Data records for software interfaces |
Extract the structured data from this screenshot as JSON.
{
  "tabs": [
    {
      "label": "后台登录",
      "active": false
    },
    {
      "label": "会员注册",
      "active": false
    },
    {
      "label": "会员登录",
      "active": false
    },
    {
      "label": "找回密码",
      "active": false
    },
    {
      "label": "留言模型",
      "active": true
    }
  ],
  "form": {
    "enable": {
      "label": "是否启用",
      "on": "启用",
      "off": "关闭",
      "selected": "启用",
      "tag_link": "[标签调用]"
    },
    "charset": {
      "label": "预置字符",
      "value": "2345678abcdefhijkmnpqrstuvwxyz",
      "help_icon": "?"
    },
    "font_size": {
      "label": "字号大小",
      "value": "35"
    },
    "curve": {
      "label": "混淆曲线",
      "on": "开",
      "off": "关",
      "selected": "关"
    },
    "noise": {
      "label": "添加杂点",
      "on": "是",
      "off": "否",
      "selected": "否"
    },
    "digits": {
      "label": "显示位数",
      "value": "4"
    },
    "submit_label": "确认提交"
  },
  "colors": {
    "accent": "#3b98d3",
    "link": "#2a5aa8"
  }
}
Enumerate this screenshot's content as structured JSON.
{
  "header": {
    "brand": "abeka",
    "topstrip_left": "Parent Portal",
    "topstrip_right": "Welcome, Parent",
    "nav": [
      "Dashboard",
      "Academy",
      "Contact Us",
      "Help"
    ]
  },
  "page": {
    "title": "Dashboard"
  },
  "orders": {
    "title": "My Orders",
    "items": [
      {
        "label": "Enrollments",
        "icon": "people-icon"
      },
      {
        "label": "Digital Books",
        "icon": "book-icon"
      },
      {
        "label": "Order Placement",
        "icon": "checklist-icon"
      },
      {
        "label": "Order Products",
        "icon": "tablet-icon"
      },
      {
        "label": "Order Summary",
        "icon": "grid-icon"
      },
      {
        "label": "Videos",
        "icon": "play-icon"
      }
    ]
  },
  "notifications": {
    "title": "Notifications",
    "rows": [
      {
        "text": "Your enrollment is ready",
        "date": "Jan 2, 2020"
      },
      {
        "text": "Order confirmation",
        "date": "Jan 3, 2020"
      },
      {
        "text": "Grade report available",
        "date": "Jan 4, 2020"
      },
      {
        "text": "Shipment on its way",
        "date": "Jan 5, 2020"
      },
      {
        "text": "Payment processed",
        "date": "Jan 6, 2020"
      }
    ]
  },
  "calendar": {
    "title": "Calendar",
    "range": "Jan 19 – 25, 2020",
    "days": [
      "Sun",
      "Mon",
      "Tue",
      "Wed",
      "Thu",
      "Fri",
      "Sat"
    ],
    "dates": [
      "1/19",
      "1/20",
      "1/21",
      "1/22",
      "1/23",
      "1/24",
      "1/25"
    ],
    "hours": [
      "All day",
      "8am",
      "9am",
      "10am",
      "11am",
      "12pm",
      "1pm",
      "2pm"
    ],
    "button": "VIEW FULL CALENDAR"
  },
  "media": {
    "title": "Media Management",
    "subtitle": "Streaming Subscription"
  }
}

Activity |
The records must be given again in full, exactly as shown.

Final answer |
Extract the structured data from this screenshot as JSON.
{
  "tabs": [
    {
      "label": "后台登录",
      "active": false
    },
    {
      "label": "会员注册",
      "active": false
    },
    {
      "label": "会员登录",
      "active": false
    },
    {
      "label": "找回密码",
      "active": false
    },
    {
      "label": "留言模型",
      "active": true
    }
  ],
  "form": {
    "enable": {
      "label": "是否启用",
      "on": "启用",
      "off": "关闭",
      "selected": "启用",
      "tag_link": "[标签调用]"
    },
    "charset": {
      "label": "预置字符",
      "value": "2345678abcdefhijkmnpqrstuvwxyz",
      "help_icon": "?"
    },
    "font_size": {
      "label": "字号大小",
      "value": "35"
    },
    "curve": {
      "label": "混淆曲线",
      "on": "开",
      "off": "关",
      "selected": "关"
    },
    "noise": {
      "label": "添加杂点",
      "on": "是",
      "off": "否",
      "selected": "否"
    },
    "digits": {
      "label": "显示位数",
      "value": "4"
    },
    "submit_label": "确认提交"
  },
  "colors": {
    "accent": "#3b98d3",
    "link": "#2a5aa8"
  }
}
Enumerate this screenshot's content as structured JSON.
{
  "header": {
    "brand": "abeka",
    "topstrip_left": "Parent Portal",
    "topstrip_right": "Welcome, Parent",
    "nav": [
      "Dashboard",
      "Academy",
      "Contact Us",
      "Help"
    ]
  },
  "page": {
    "title": "Dashboard"
  },
  "orders": {
    "title": "My Orders",
    "items": [
      {
        "label": "Enrollments",
        "icon": "people-icon"
      },
      {
        "label": "Digital Books",
        "icon": "book-icon"
      },
      {
        "label": "Order Placement",
        "icon": "checklist-icon"
      },
      {
        "label": "Order Products",
        "icon": "tablet-icon"
      },
      {
        "label": "Order Summary",
        "icon": "grid-icon"
      },
      {
        "label": "Videos",
        "icon": "play-icon"
      }
    ]
  },
  "notifications": {
    "title": "Notifications",
    "rows": [
      {
        "text": "Your enrollment is ready",
        "date": "Jan 2, 2020"
      },
      {
        "text": "Order confirmation",
        "date": "Jan 3, 2020"
      },
      {
        "text": "Grade report available",
        "date": "Jan 4, 2020"
      },
      {
        "text": "Shipment on its way",
        "date": "Jan 5, 2020"
      },
      {
        "text": "Payment processed",
        "date": "Jan 6, 2020"
      }
    ]
  },
  "calendar": {
    "title": "Calendar",
    "range": "Jan 19 – 25, 2020",
    "days": [
      "Sun",
      "Mon",
      "Tue",
      "Wed",
      "Thu",
      "Fri",
      "Sat"
    ],
    "dates": [
      "1/19",
      "1/20",
      "1/21",
      "1/22",
      "1/23",
      "1/24",
      "1/25"
    ],
    "hours": [
      "All day",
      "8am",
      "9am",
      "10am",
      "11am",
      "12pm",
      "1pm",
      "2pm"
    ],
    "button": "VIEW FULL CALENDAR"
  },
  "media": {
    "title": "Media Management",
    "subtitle": "Streaming Subscription"
  }
}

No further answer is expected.